An employer’s letter to recent grads
While I’ve posted job search articles on this blog, I haven’t posted any from an employer’s perspective, and who better to tell you how to get hired than the people who are actually hiring?
This AOL Jobs article contains a letter written by Todd Defren, CEO at SHIFT Communications, to recent graduates on how to properly conduct a job search:
Employer’s Tough-Love Letter To New College Grads (jobs.aol.com)
Defren’s letter contains great points, and I think recent graduates could really benefit from his instructions. Having said that, though, I disagree with his advice that after you’re hired, you should stay put at your company for at least three to five years.
In this quote, Defren discusses the senior staff members of his company:

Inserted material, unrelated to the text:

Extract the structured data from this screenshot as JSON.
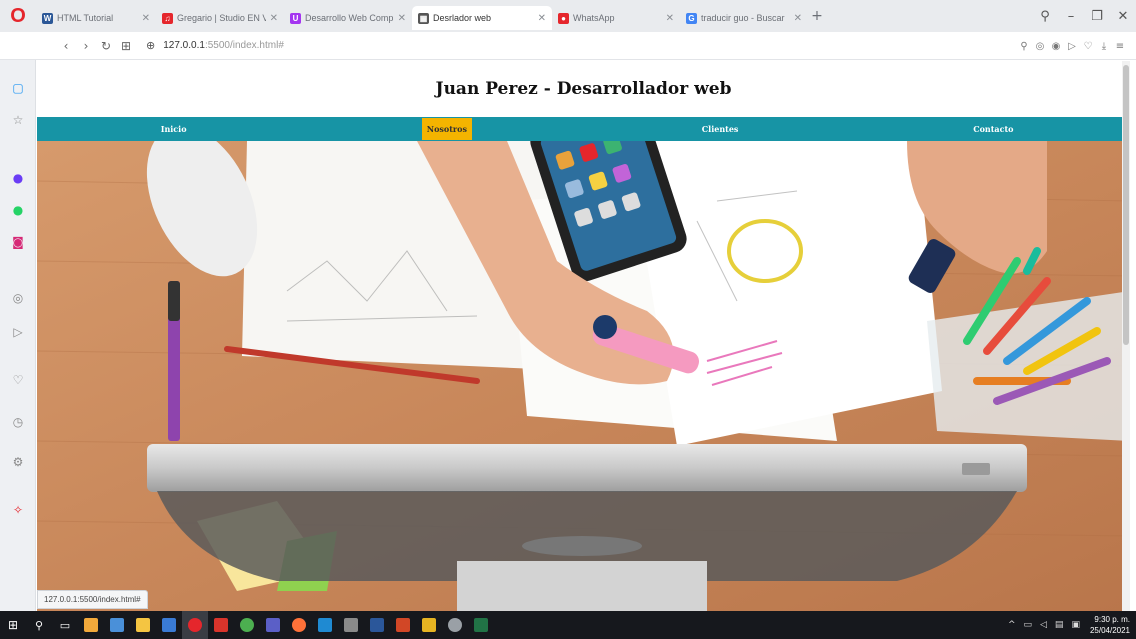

I am sure there were many days in the course of their careers when they felt underpaid or under-appreciated. But sooner or later, those situations were rectified; adjustments were made; it is a process — one that required loyalty to something bigger than their bank account.
It would be nice to believe that being loyal to a company will end up serving you well; in a perfect world, it would.
But the world isn’t perfect, and loyalty in the workplace isn’t always rewarded — not when there are employers who are incompetent or are motivated by personal agendas rather than what’s best for their companies.
It seems naïve to believe that if your job has been going badly, you should just stay put there, and your problems will eventually work themselves out.
I’m not saying you should quit your job at the first hint of dissatisfaction. Wherever you work, you’ll always have bad days. But when those bad days become bad months or bad years, I’d at least consider finding another job.
Because loyalty doesn’t guarantee success.